In fact, the reason why the AK Parti has started to look again for the support of Kurdish votes for the “Yes” campaign is because it has failed to find the necessary support from the MHP. That might be why Ankara has given only a very mild reaction to the Iraqi Kurdistan Regional Government (KRG) leader Massoud Barzani’s announcement that he plans to hold a referendum for Kurdish independence this year. 

Isn’t the discomfort in AK Parti ranks clear from the sudden interest of certain pro-government commentators in Kurdish votes, even though for the past few weeks they have been predicting a comfortable 55-56 percent “Yes” victory? 

But that is not the only unfair treatment of Gül or tactical move by Bahçeli to summarize what is happening in the referendum atmosphere, with Turkey less than two weeks before going to the ballot box.

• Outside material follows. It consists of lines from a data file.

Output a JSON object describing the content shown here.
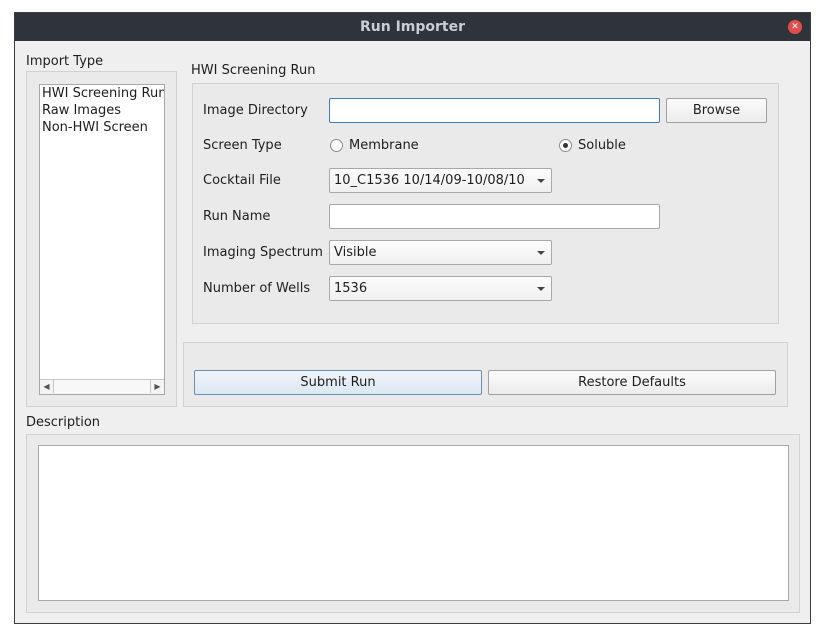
{
  "window": {
    "title": "Run Importer"
  },
  "import_type": {
    "label": "Import Type",
    "items": [
      "HWI Screening Run",
      "Raw Images",
      "Non-HWI Screen"
    ]
  },
  "form": {
    "group_title": "HWI Screening Run",
    "image_directory": {
      "label": "Image Directory",
      "value": "",
      "browse_label": "Browse"
    },
    "screen_type": {
      "label": "Screen Type",
      "option_membrane": "Membrane",
      "option_soluble": "Soluble",
      "selected": "Soluble"
    },
    "cocktail_file": {
      "label": "Cocktail File",
      "value": "10_C1536 10/14/09-10/08/10"
    },
    "run_name": {
      "label": "Run Name",
      "value": ""
    },
    "imaging_spectrum": {
      "label": "Imaging Spectrum",
      "value": "Visible"
    },
    "number_of_wells": {
      "label": "Number of Wells",
      "value": "1536"
    }
  },
  "actions": {
    "submit_label": "Submit Run",
    "restore_label": "Restore Defaults"
  },
  "description": {
    "label": "Description",
    "value": ""
  },
  "colors": {
    "titlebar": "#2f343a",
    "close": "#e14d4d",
    "focus": "#3d7fb8",
    "window_bg": "#efefef"
  }
}
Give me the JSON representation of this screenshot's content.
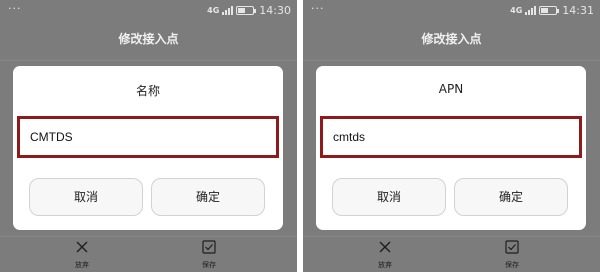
{
  "screens": [
    {
      "status": {
        "dots": "···",
        "network": "4G",
        "time": "14:30"
      },
      "header": {
        "title": "修改接入点"
      },
      "dialog": {
        "title": "名称",
        "input_value": "CMTDS",
        "cancel_label": "取消",
        "confirm_label": "确定"
      },
      "bottom": {
        "discard_label": "放弃",
        "save_label": "保存"
      }
    },
    {
      "status": {
        "dots": "···",
        "network": "4G",
        "time": "14:31"
      },
      "header": {
        "title": "修改接入点"
      },
      "dialog": {
        "title": "APN",
        "input_value": "cmtds",
        "cancel_label": "取消",
        "confirm_label": "确定"
      },
      "bottom": {
        "discard_label": "放弃",
        "save_label": "保存"
      }
    }
  ],
  "colors": {
    "overlay": "#7c7c7c",
    "highlight_border": "#8e1b1b",
    "dialog_bg": "#ffffff"
  },
  "icons": {
    "discard": "close-icon",
    "save": "check-icon"
  }
}
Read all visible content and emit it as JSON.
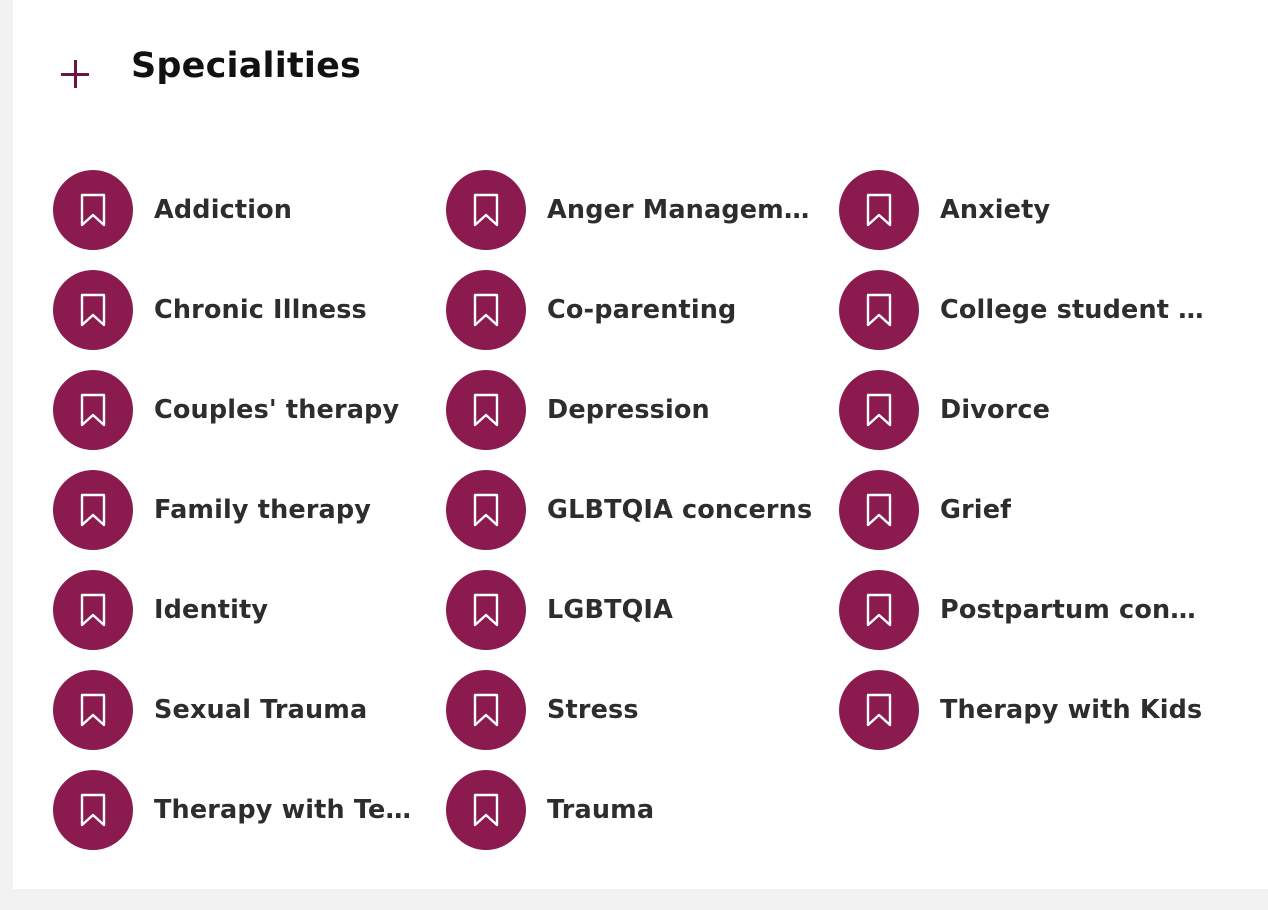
{
  "section": {
    "title": "Specialities"
  },
  "specialities": [
    "Addiction",
    "Anger Management",
    "Anxiety",
    "Chronic Illness",
    "Co-parenting",
    "College student counseling",
    "Couples' therapy",
    "Depression",
    "Divorce",
    "Family therapy",
    "GLBTQIA concerns",
    "Grief",
    "Identity",
    "LGBTQIA",
    "Postpartum concerns",
    "Sexual Trauma",
    "Stress",
    "Therapy with Kids",
    "Therapy with Teens",
    "Trauma"
  ],
  "colors": {
    "accent": "#8b1a4e",
    "plus": "#6e1445",
    "background": "#f2f2f2",
    "card": "#ffffff",
    "text": "#2d2d2d"
  },
  "icons": {
    "toggle": "plus-icon",
    "item": "bookmark-icon"
  }
}
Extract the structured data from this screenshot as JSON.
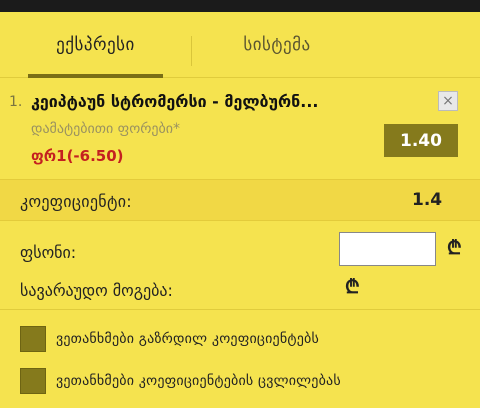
{
  "tabs": {
    "express_label": "ექსპრესი",
    "system_label": "სისტემა"
  },
  "bet": {
    "number": "1.",
    "title": "კეიპტაუნ სტრომერსი - მელბურნ...",
    "market": "დამატებითი ფორები*",
    "selection": "ფრ1(-6.50)",
    "odd": "1.40",
    "close_symbol": "×"
  },
  "coefficient": {
    "label": "კოეფიციენტი:",
    "value": "1.4"
  },
  "stake": {
    "label": "ფსონი:",
    "value": "",
    "currency_symbol": "₾"
  },
  "possible_win": {
    "label": "სავარაუდო მოგება:",
    "currency_symbol": "₾"
  },
  "checkboxes": [
    {
      "label": "ვეთანხმები გაზრდილ კოეფიციენტებს"
    },
    {
      "label": "ვეთანხმები კოეფიციენტების ცვლილებას"
    }
  ],
  "colors": {
    "background": "#f5e34f",
    "accent": "#857a1c",
    "selection_red": "#c42020"
  }
}
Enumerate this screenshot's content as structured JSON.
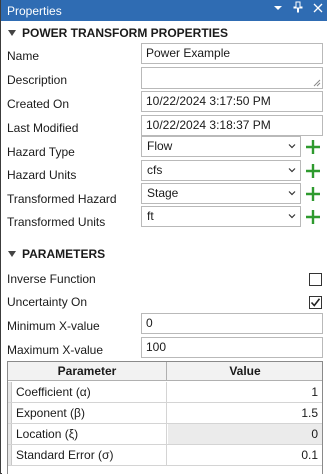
{
  "window": {
    "title": "Properties",
    "controls": [
      "▾",
      "ᵩ",
      "✕"
    ]
  },
  "power_transform": {
    "section_title": "POWER TRANSFORM PROPERTIES",
    "name_label": "Name",
    "name_value": "Power Example",
    "description_label": "Description",
    "description_value": "",
    "created_label": "Created On",
    "created_value": "10/22/2024 3:17:50 PM",
    "modified_label": "Last Modified",
    "modified_value": "10/22/2024 3:18:37 PM",
    "hazard_type_label": "Hazard Type",
    "hazard_type_value": "Flow",
    "hazard_units_label": "Hazard Units",
    "hazard_units_value": "cfs",
    "transformed_hazard_label": "Transformed Hazard",
    "transformed_hazard_value": "Stage",
    "transformed_units_label": "Transformed Units",
    "transformed_units_value": "ft"
  },
  "parameters": {
    "section_title": "PARAMETERS",
    "inverse_label": "Inverse Function",
    "inverse_checked": false,
    "uncertainty_label": "Uncertainty On",
    "uncertainty_checked": true,
    "min_x_label": "Minimum X-value",
    "min_x_value": "0",
    "max_x_label": "Maximum X-value",
    "max_x_value": "100",
    "table": {
      "headers": [
        "Parameter",
        "Value"
      ],
      "rows": [
        {
          "name": "Coefficient (α)",
          "value": "1",
          "readonly": false
        },
        {
          "name": "Exponent (β)",
          "value": "1.5",
          "readonly": false
        },
        {
          "name": "Location (ξ)",
          "value": "0",
          "readonly": true
        },
        {
          "name": "Standard Error (σ)",
          "value": "0.1",
          "readonly": false
        }
      ]
    }
  },
  "colors": {
    "titlebar": "#2f6cb3",
    "add_icon": "#2e9a2e",
    "readonly_cell": "#ebebeb"
  }
}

Erdoğan Toprak is an adviser to Kemal Kılıçdaroğlu, the leader of the main opposition Republican People’s Party (CHP), on the party’s “No” campaign.” The following are his words from an interview with daily Hürriyet’s Rifat Başaran:

- “All government resources are being used for the campaigns of the AKP and the MHP. TRT [the public broadcaster] gives time to ‘yes’ propaganda only. Moreover, they [the government] have lifted the necessity for ‘impartiality’ in the media ahead of the polls with a state of emergency decree. We are being obstructed by state of emergency justifications. No hall was allocated in Konya for Kılıçdaroğlu to deliver a campaign speech.”

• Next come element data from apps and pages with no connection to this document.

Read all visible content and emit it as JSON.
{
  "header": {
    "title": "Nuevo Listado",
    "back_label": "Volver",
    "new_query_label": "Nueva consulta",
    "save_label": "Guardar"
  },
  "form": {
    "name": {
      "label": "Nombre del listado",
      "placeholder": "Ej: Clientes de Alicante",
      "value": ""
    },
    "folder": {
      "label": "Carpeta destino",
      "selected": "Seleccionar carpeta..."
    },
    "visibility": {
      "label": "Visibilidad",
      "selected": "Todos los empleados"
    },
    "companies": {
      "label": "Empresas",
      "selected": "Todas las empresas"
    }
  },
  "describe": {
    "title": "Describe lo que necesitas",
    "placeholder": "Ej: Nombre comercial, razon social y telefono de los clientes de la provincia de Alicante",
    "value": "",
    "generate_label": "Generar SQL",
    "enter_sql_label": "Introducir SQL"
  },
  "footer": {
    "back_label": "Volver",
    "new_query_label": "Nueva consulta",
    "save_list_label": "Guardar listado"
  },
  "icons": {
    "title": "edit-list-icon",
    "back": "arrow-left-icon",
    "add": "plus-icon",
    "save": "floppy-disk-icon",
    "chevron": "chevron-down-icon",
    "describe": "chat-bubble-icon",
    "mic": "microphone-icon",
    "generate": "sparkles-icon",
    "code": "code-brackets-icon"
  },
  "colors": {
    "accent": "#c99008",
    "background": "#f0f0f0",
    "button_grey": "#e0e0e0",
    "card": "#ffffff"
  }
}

- “Such criteria is not in force for the ‘yes’ campaign, but TRT has refused to broadcast our ad, claiming that the star in the background imitates the [Turkish] flag. What’s more, in order to block our broadcasting hours, the programs of the president, prime minister or one of the ministers are changed to overlap with ours.” 
Meanwhile, the governor of the eastern province Muş recently banned one of the campaign songs of the Kurdish issue-focused Peoples’ Democratic Party (HDP) with the authority given by the state of emergency. That decision was followed by one from the Diyarbakır Governor’s Office. 

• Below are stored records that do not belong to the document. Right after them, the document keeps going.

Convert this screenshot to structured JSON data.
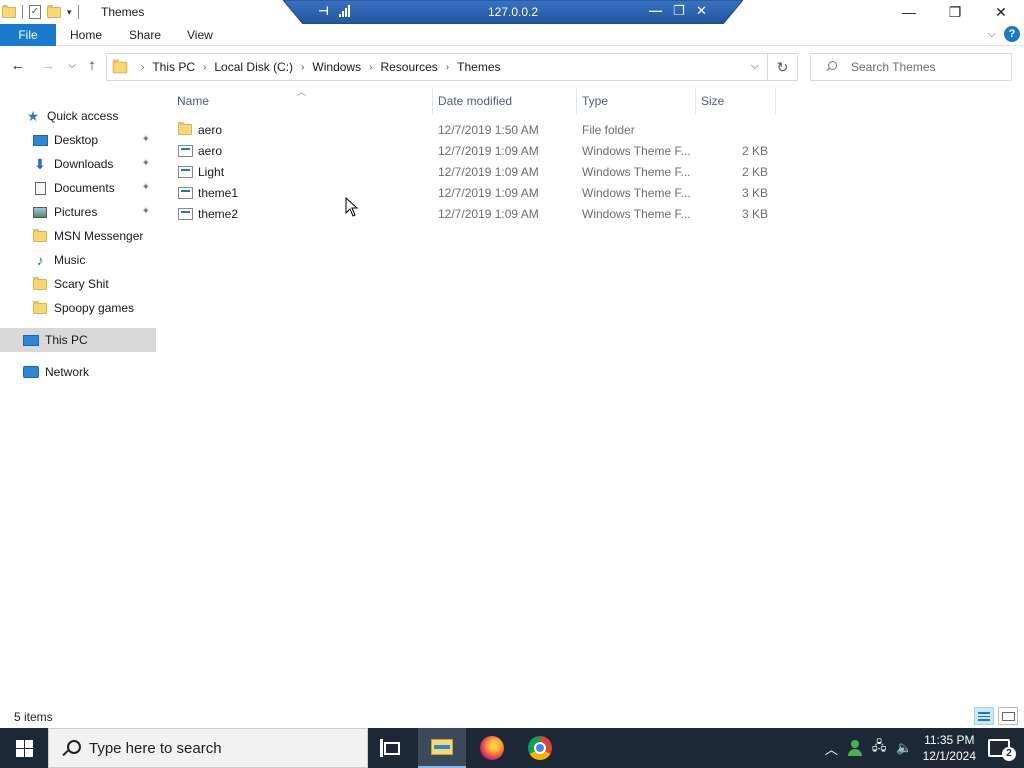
{
  "window": {
    "title": "Themes",
    "minimize": "—",
    "restore": "❐",
    "close": "✕"
  },
  "rdp": {
    "host": "127.0.0.2"
  },
  "ribbon": {
    "tabs": [
      "File",
      "Home",
      "Share",
      "View"
    ]
  },
  "address": {
    "crumbs": [
      "This PC",
      "Local Disk (C:)",
      "Windows",
      "Resources",
      "Themes"
    ]
  },
  "search": {
    "placeholder": "Search Themes"
  },
  "nav": {
    "items": [
      {
        "label": "Quick access",
        "icon": "star-icon"
      },
      {
        "label": "Desktop",
        "icon": "desktop-icon",
        "pinned": true
      },
      {
        "label": "Downloads",
        "icon": "download-icon",
        "pinned": true
      },
      {
        "label": "Documents",
        "icon": "documents-icon",
        "pinned": true
      },
      {
        "label": "Pictures",
        "icon": "pictures-icon",
        "pinned": true
      },
      {
        "label": "MSN Messenger",
        "icon": "folder-icon"
      },
      {
        "label": "Music",
        "icon": "music-icon"
      },
      {
        "label": "Scary Shit",
        "icon": "folder-icon"
      },
      {
        "label": "Spoopy games",
        "icon": "folder-icon"
      },
      {
        "label": "This PC",
        "icon": "computer-icon",
        "selected": true
      },
      {
        "label": "Network",
        "icon": "network-icon"
      }
    ]
  },
  "columns": {
    "name": "Name",
    "date": "Date modified",
    "type": "Type",
    "size": "Size"
  },
  "files": [
    {
      "name": "aero",
      "date": "12/7/2019 1:50 AM",
      "type": "File folder",
      "size": "",
      "icon": "folder-icon"
    },
    {
      "name": "aero",
      "date": "12/7/2019 1:09 AM",
      "type": "Windows Theme F...",
      "size": "2 KB",
      "icon": "theme-file-icon"
    },
    {
      "name": "Light",
      "date": "12/7/2019 1:09 AM",
      "type": "Windows Theme F...",
      "size": "2 KB",
      "icon": "theme-file-icon"
    },
    {
      "name": "theme1",
      "date": "12/7/2019 1:09 AM",
      "type": "Windows Theme F...",
      "size": "3 KB",
      "icon": "theme-file-icon"
    },
    {
      "name": "theme2",
      "date": "12/7/2019 1:09 AM",
      "type": "Windows Theme F...",
      "size": "3 KB",
      "icon": "theme-file-icon"
    }
  ],
  "status": {
    "count": "5 items"
  },
  "taskbar": {
    "search_text": "Type here to search",
    "time": "11:35 PM",
    "date": "12/1/2024",
    "notifications": "2"
  },
  "colors": {
    "accent": "#1979ca",
    "taskbar": "#1c2836",
    "rdp_bar": "#2a5ca8"
  }
}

The song was “Say No” in Kurdish and was banned on the justification that it allegedly “agitates people toward hatred and enmity.” One wonders whether the praising of calls to bring back the death penalty during “yes” rallies are regarded by government officials as calls for social peace.

Or consider the social media bashing of food giant Ülker over of its April Fools’ Day ad. Doesn’t that resemble the anti-communist paranoia of the 1950s and 1960s? In those times, for example, the trademark of a Turkish cigarette brand “Bahar” became the subject of a court case because someone claimed that when you reversed it and partly covered it, it looked like the portrait of Chinese leader Mao Zedong. In another case, a movie about a love story was censured because officials thought a scene shot on the Kilyos beach of Istanbul could signal an available landing shore for the Soviet navy.

Recently, it was Kılıçdaroğlu who was targeted almost as a terrorist for leading the “no” campaign; thankfully that was corrected by President Erdoğan following reactions from the grassroots. Now it is Gül who is being targeted. God knows who will be next.

Perhaps all these developments are indications of the not-so-festive atmosphere in the presidential compound at Beştepe in Ankara. Could it be possible that a seasoned politician like Erdoğan is ignoring the possibility that some in his team are actually doing him harm because of their own positions and interests?

I think I have a reason to ask this question, as a journalist who received opprobrium from the AK Parti ranks for trying to warn readers about the U.S.-based Islamist preacher Fethullah Gülen and his followers back when they were still on good terms with the government. Of course, we are now reporting on AK Parti statements that they were “deceived” by Gülenists for years.

Can that really be possible?